Social media is so ingrained in today’s culture that we forget Facebook is already a teenager, while Snapchat has just graduated preschool. Other social media — including LinkedIn, Twitter, YouTube, Instagram and WhatsApp — have joined them to gain an impressive user base. In the second quarter of 2017 alone, 110 million people started using social media for the first time, increasing total users to 2.9 billion globally.
Beyond their initial role as vehicles for communication and social expression, however, each social media application has also become a revenue-producing engine. And marketers have been eager to pay for access to a social media audience that is not only growing quickly, but is enriched with data that enables targeting around individuals’ likes and dislikes, demography, affinities, buying behaviors and much more.
Even setting audience growth aside, Facebook could be considered the greatest data management platform ever built, because its users self-declare demographic and psychographic information on a daily basis. Every Facebook “like” and “follow” represents extremely powerful third-party data for brands to harness.
The impact of social media on top line sales is undeniable. A recent study shows that social media is now the primary driver of all website referral traffic. U.S. social commerce sales — purchases made directly from social media posts — grew from $ 3 billion in 2012 to $ 14 billion in 2015. The most up-to-date marketers are riding the wave, spending $ 31 billion on social media ads in 2016 — nearly double what they spent just two years ago. And while Facebook continues to dominate the space, all social media platforms are advancing monetization strategies around their expansive user bases.
Most marketing executives have been scratching their heads as to how to take social media to the next level and show a measurable return on investment in it. Indeed, only 16.3% of CMOs report having the ability to quantitatively show the impact of social media on their business; in a seeming contradiction, they expect to expand social media spend by 89% in the next five years.
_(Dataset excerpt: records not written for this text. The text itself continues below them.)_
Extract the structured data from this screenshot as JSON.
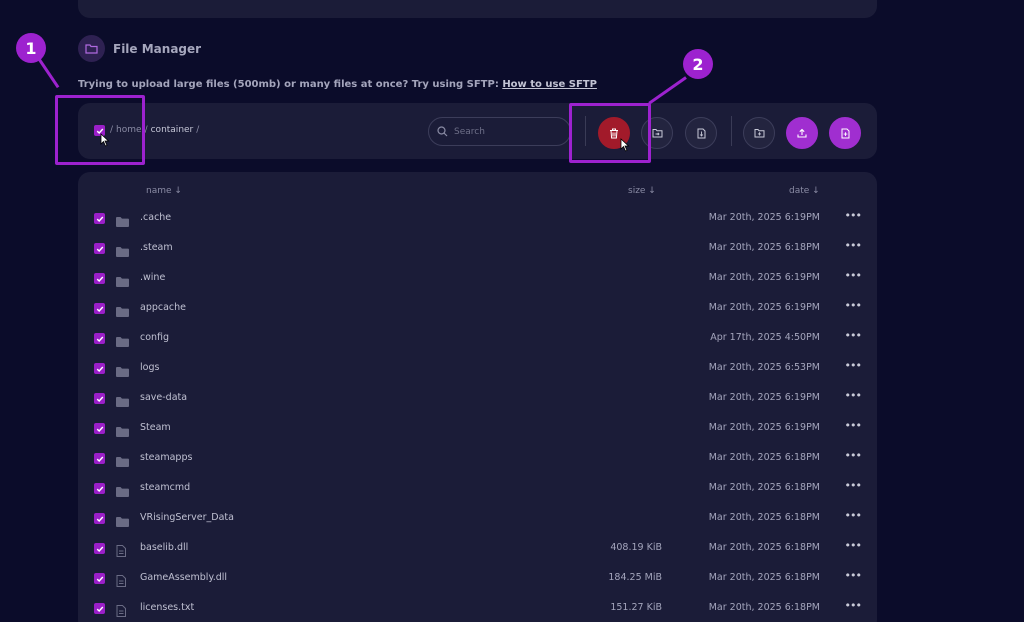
{
  "header": {
    "title": "File Manager"
  },
  "sftp": {
    "text": "Trying to upload large files (500mb) or many files at once? Try using SFTP: ",
    "link": "How to use SFTP"
  },
  "breadcrumb": {
    "sep1": "/",
    "home": "home",
    "sep2": "/",
    "current": "container",
    "sep3": "/"
  },
  "search": {
    "placeholder": "Search"
  },
  "columns": {
    "name": "name ↓",
    "size": "size ↓",
    "date": "date ↓"
  },
  "rows": [
    {
      "name": ".cache",
      "type": "folder",
      "size": "",
      "date": "Mar 20th, 2025 6:19PM"
    },
    {
      "name": ".steam",
      "type": "folder",
      "size": "",
      "date": "Mar 20th, 2025 6:18PM"
    },
    {
      "name": ".wine",
      "type": "folder",
      "size": "",
      "date": "Mar 20th, 2025 6:19PM"
    },
    {
      "name": "appcache",
      "type": "folder",
      "size": "",
      "date": "Mar 20th, 2025 6:19PM"
    },
    {
      "name": "config",
      "type": "folder",
      "size": "",
      "date": "Apr 17th, 2025 4:50PM"
    },
    {
      "name": "logs",
      "type": "folder",
      "size": "",
      "date": "Mar 20th, 2025 6:53PM"
    },
    {
      "name": "save-data",
      "type": "folder",
      "size": "",
      "date": "Mar 20th, 2025 6:19PM"
    },
    {
      "name": "Steam",
      "type": "folder",
      "size": "",
      "date": "Mar 20th, 2025 6:19PM"
    },
    {
      "name": "steamapps",
      "type": "folder",
      "size": "",
      "date": "Mar 20th, 2025 6:18PM"
    },
    {
      "name": "steamcmd",
      "type": "folder",
      "size": "",
      "date": "Mar 20th, 2025 6:18PM"
    },
    {
      "name": "VRisingServer_Data",
      "type": "folder",
      "size": "",
      "date": "Mar 20th, 2025 6:18PM"
    },
    {
      "name": "baselib.dll",
      "type": "file",
      "size": "408.19 KiB",
      "date": "Mar 20th, 2025 6:18PM"
    },
    {
      "name": "GameAssembly.dll",
      "type": "file",
      "size": "184.25 MiB",
      "date": "Mar 20th, 2025 6:18PM"
    },
    {
      "name": "licenses.txt",
      "type": "file",
      "size": "151.27 KiB",
      "date": "Mar 20th, 2025 6:18PM"
    }
  ],
  "annotations": {
    "step1": "1",
    "step2": "2"
  },
  "colors": {
    "accent": "#9d22cf",
    "danger": "#a21a2a",
    "background": "#0b0c2a",
    "card": "#1b1c38"
  }
}
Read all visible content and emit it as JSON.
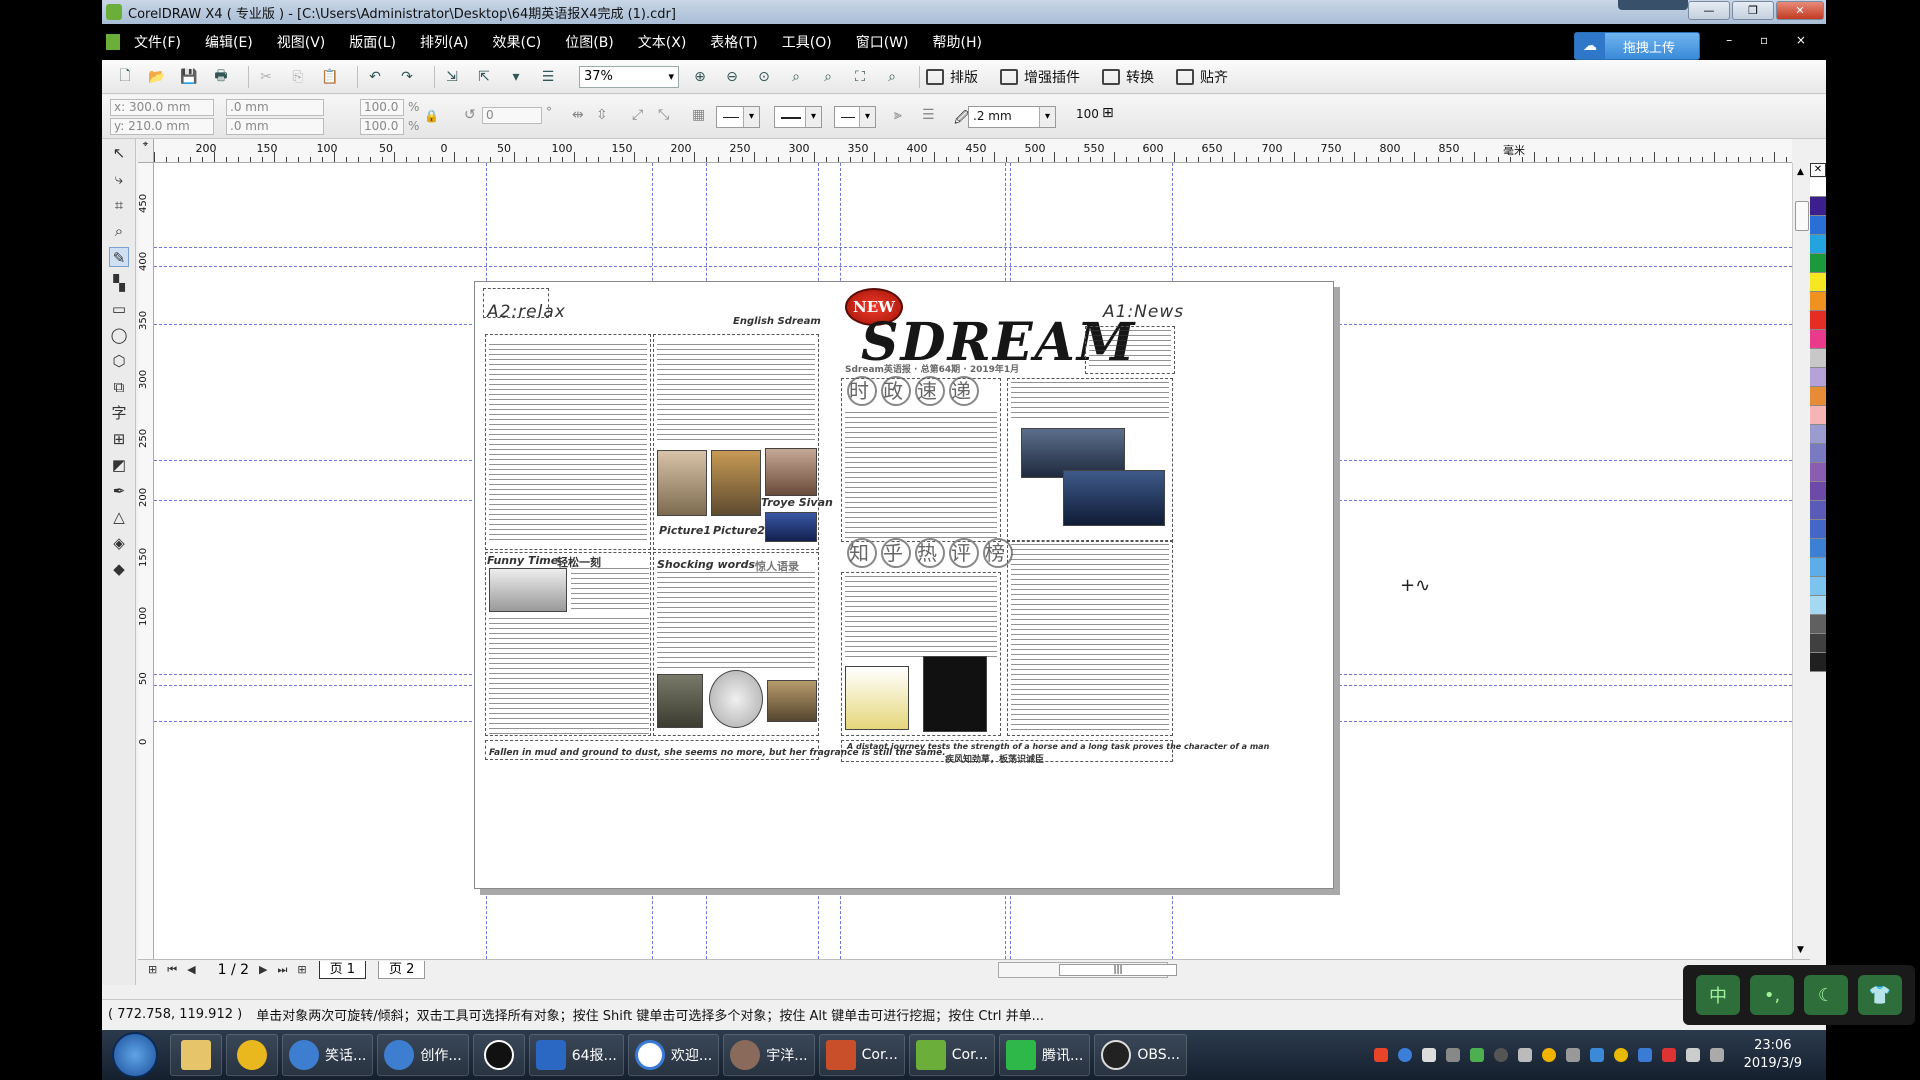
{
  "window": {
    "title": "CorelDRAW X4 ( 专业版 ) - [C:\\Users\\Administrator\\Desktop\\64期英语报X4完成 (1).cdr]",
    "buttons": [
      "—",
      "❐",
      "✕"
    ]
  },
  "menu": [
    "文件(F)",
    "编辑(E)",
    "视图(V)",
    "版面(L)",
    "排列(A)",
    "效果(C)",
    "位图(B)",
    "文本(X)",
    "表格(T)",
    "工具(O)",
    "窗口(W)",
    "帮助(H)"
  ],
  "upload_button": "拖拽上传",
  "toolbar": {
    "zoom": "37%",
    "text_buttons": [
      "排版",
      "增强插件",
      "转换",
      "贴齐"
    ]
  },
  "propbar": {
    "x": "x: 300.0 mm",
    "y": "y: 210.0 mm",
    "w": ".0 mm",
    "h": ".0 mm",
    "scale_x": "100.0",
    "scale_y": "100.0",
    "pct": "%",
    "angle": "0",
    "deg": "°",
    "outline_width": ".2 mm",
    "num": "100"
  },
  "hruler_labels": [
    "200",
    "150",
    "100",
    "50",
    "0",
    "50",
    "100",
    "150",
    "200",
    "250",
    "300",
    "350",
    "400",
    "450",
    "500",
    "550",
    "600",
    "650",
    "700",
    "750",
    "800",
    "850"
  ],
  "hruler_unit": "毫米",
  "vruler_labels": [
    "450",
    "400",
    "350",
    "300",
    "250",
    "200",
    "150",
    "100",
    "50",
    "0"
  ],
  "newspaper": {
    "badge": "NEW",
    "masthead": "SDREAM",
    "a2_label": "A2:relax",
    "a1_label": "A1:News",
    "english_sdream": "English Sdream",
    "troye": "Troye Sivan",
    "picture1": "Picture1",
    "picture2": "Picture2",
    "funny_time": "Funny Time",
    "funny_cn": "轻松一刻",
    "shocking": "Shocking words",
    "shocking_cn": "惊人语录",
    "politics_cn": [
      "时",
      "政",
      "速",
      "递"
    ],
    "hot_cn": [
      "知",
      "乎",
      "热",
      "评",
      "榜"
    ],
    "sdream_line": "Sdream英语报 · 总第64期 · 2019年1月",
    "footer_en": "A distant journey tests the strength of a horse and a long task proves the character of a man",
    "footer_cn": "疾风知劲草，板荡识诚臣",
    "bottom_left_note": "Fallen in mud and ground to dust, she seems no more, but her fragrance is still the same."
  },
  "pagenav": {
    "counter": "1 / 2",
    "tabs": [
      "页 1",
      "页 2"
    ]
  },
  "status": {
    "coords": "( 772.758, 119.912 )",
    "hint": "单击对象两次可旋转/倾斜；双击工具可选择所有对象；按住 Shift 键单击可选择多个对象；按住 Alt 键单击可进行挖掘；按住 Ctrl 并单..."
  },
  "ime": [
    "中",
    "•,",
    "☾",
    "👕"
  ],
  "taskbar": {
    "apps": [
      "笑话...",
      "创作...",
      "64报...",
      "欢迎...",
      "宇洋...",
      "Cor...",
      "Cor...",
      "腾讯...",
      "OBS..."
    ],
    "time": "23:06",
    "date": "2019/3/9"
  },
  "palette_colors": [
    "#ffffff",
    "#3c1e8c",
    "#2a6fd6",
    "#23a4df",
    "#1a9a3c",
    "#f5e821",
    "#f09220",
    "#e52d24",
    "#ea3a8c",
    "#c8c8c8",
    "#b5a2d8",
    "#e88b36",
    "#f7b4b4",
    "#9b9bd0",
    "#7a7ac0",
    "#8a5db0",
    "#6e4aa8",
    "#5a5ab8",
    "#4466c6",
    "#3b80d2",
    "#5dade8",
    "#7cc4ee",
    "#a6d8f2",
    "#606060",
    "#404040",
    "#202020"
  ]
}
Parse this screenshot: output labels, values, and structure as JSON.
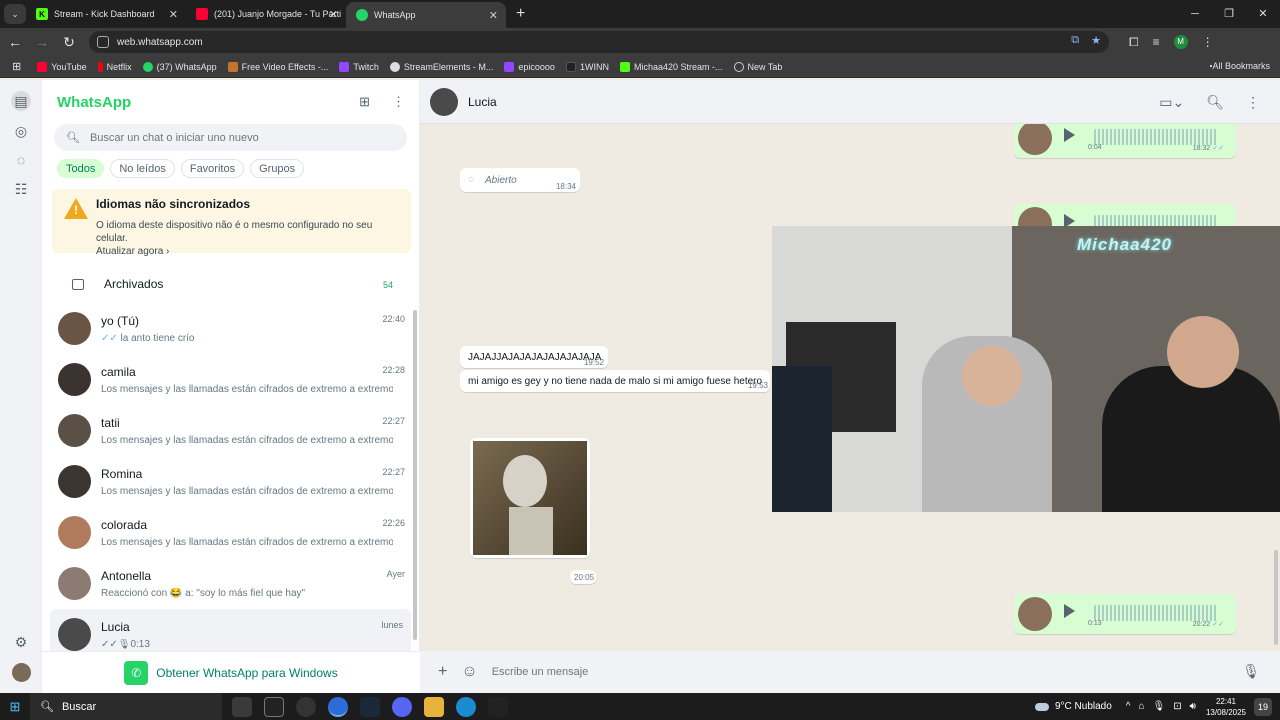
{
  "browser": {
    "tabs": [
      {
        "label": "Stream - Kick Dashboard",
        "active": false,
        "icon": "kick-icon",
        "color": "#53fc18"
      },
      {
        "label": "(201) Juanjo Morgade - Tu Parti",
        "active": false,
        "icon": "youtube-icon",
        "color": "#ff0033"
      },
      {
        "label": "WhatsApp",
        "active": true,
        "icon": "whatsapp-icon",
        "color": "#25d366"
      }
    ],
    "url": "web.whatsapp.com",
    "profile_initial": "M",
    "bookmarks": [
      "YouTube",
      "Netflix",
      "(37) WhatsApp",
      "Free Video Effects -...",
      "Twitch",
      "StreamElements - M...",
      "epicoooo",
      "1WINN",
      "Michaa420 Stream -...",
      "New Tab"
    ],
    "all_bookmarks": "All Bookmarks"
  },
  "sidebar": {
    "title": "WhatsApp",
    "search_placeholder": "Buscar un chat o iniciar uno nuevo",
    "filters": [
      "Todos",
      "No leídos",
      "Favoritos",
      "Grupos"
    ],
    "warning": {
      "title": "Idiomas não sincronizados",
      "body": "O idioma deste dispositivo não é o mesmo configurado no seu celular.",
      "link": "Atualizar agora ›"
    },
    "archived": {
      "label": "Archivados",
      "count": "54"
    },
    "chats": [
      {
        "name": "yo (Tú)",
        "time": "22:40",
        "preview": "la anto tiene crío",
        "ticks": "✓✓"
      },
      {
        "name": "camila",
        "time": "22:28",
        "preview": "Los mensajes y las llamadas están cifrados de extremo a extremo. Sol..."
      },
      {
        "name": "tatii",
        "time": "22:27",
        "preview": "Los mensajes y las llamadas están cifrados de extremo a extremo. Sol..."
      },
      {
        "name": "Romina",
        "time": "22:27",
        "preview": "Los mensajes y las llamadas están cifrados de extremo a extremo. Sol..."
      },
      {
        "name": "colorada",
        "time": "22:26",
        "preview": "Los mensajes y las llamadas están cifrados de extremo a extremo. Sol..."
      },
      {
        "name": "Antonella",
        "time": "Ayer",
        "preview": "Reaccionó con 😂 a: \"soy lo más fiel que hay\""
      },
      {
        "name": "Lucia",
        "time": "lunes",
        "preview": "✓✓🎙0:13"
      }
    ],
    "get_app": "Obtener WhatsApp para Windows"
  },
  "conversation": {
    "contact": "Lucia",
    "messages": {
      "voice1_duration": "0:04",
      "voice1_time": "18:32",
      "opened_label": "Abierto",
      "opened_time": "18:34",
      "msg1": "JAJAJJAJAJAJAJAJAJAJAJA",
      "msg1_time": "19:52",
      "msg2": "mi amigo es gey y no tiene nada de malo si mi amigo fuese hetero",
      "msg2_time": "19:53",
      "image_time": "20:05",
      "voice2_duration": "0:13",
      "voice2_time": "20:22"
    },
    "composer_placeholder": "Escribe un mensaje"
  },
  "webcam": {
    "neon_text": "Michaa420"
  },
  "taskbar": {
    "search": "Buscar",
    "weather": "9°C  Nublado",
    "time": "22:41",
    "date": "13/08/2025",
    "notifications": "19"
  }
}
We’re now at that Holy Grail point where with social media, marketers can gain a measure of offline return on ad spend by taking sales data and matching it within Facebook to determine whether a product was purchased by someone who had seen an ad. And where POS data isn’t available, geo-based targeting and tracking is an alternative optimization strategy. This scenario drives people toward in-store coupons pages, for example using geo-fencing to measure “directions to the store” page visits.
We’d like to share some additional ways marketers can optimize their return on the investment they make in social media.
An important recent innovation in marketers’ use of social media has been the ability to allow first-party data to be easily and inexpensively ingested in multiple ways. Examples of this capability include Facebook’s Custom Audiences, Twitter’s Tailored Audiences, and Snapchat’s Snap Audience Match. It is possible to align campaign objectives by audience within these platforms, either by using offer ads to reintroduce a brand to audiences who have not made a purchase in the last 6 to 12 months, or by introducing new products and increasing purchase frequency with dynamic product ads. Targeting has thus reached a level of granularity that is producing better results for every dollar spent.
A logical next step for marketers using social media for targeting is lookalike audiences — that is, prospects that have many similar attributes to your top customers. Lookalike targeting isn’t a new concept — all platforms have their own methods of reaching “similar audiences” — but none of them seems to have extrapolated to having insights about the modeling and what is behind it. Rather than relying on one platform, marketers might consider leveraging a social ad-tech solution such as 4C Insights.
There are two reasons why this is a good idea. First, there is no certainty that first-party audiences will match demographically with lookalike audiences, since factors such as age, gender and location may be equally weighted among likes and interests within the algorithms. Second, and more obviously, the platforms will sometimes inflate the cost-per-impressions on their lookalike audiences.
Brands need to make sure that they have the Facebook pixel installed on their website — something that may seem obvious, but in fact many sites don’t have this tracking code properly integrated. Facebook’s remarketing pixel can help target all site visitors for up to 180 days at a granular level, giving brands a leg up in their targeting efforts.
Even with today’s data-driven approach to marketing, many brands are still using outmoded performance measures such as shares and likes, which do not translate into return on investment. Now there are ways to report on actual business goals achieved through social ad spend — typically sales and/or in-store visitors. Measuring offline conversions within the social media platforms is relatively straightforward as long as analytics and tracking have been properly implemented and maintained.
As mentioned above, Facebook and other platforms now allow marketers to connect offline transactions and events to their digital media efforts, providing a more objective measure of offline return on ad spend.
The importance and evolution of the social media platforms is nearly unparalleled in digital marketing. Until very recent years, businesses used social networks only to communicate to audiences that already knew them, or that may have been liked or shared by that audience. With this new ability to ingest first-party data for targeting and measurement, brands can now reach current customers, and find new ones, more often. This, combined with the fact that social media is driving more direct sales, makes it almost a certainty that the power of social platforms will only continue to increase and multiply.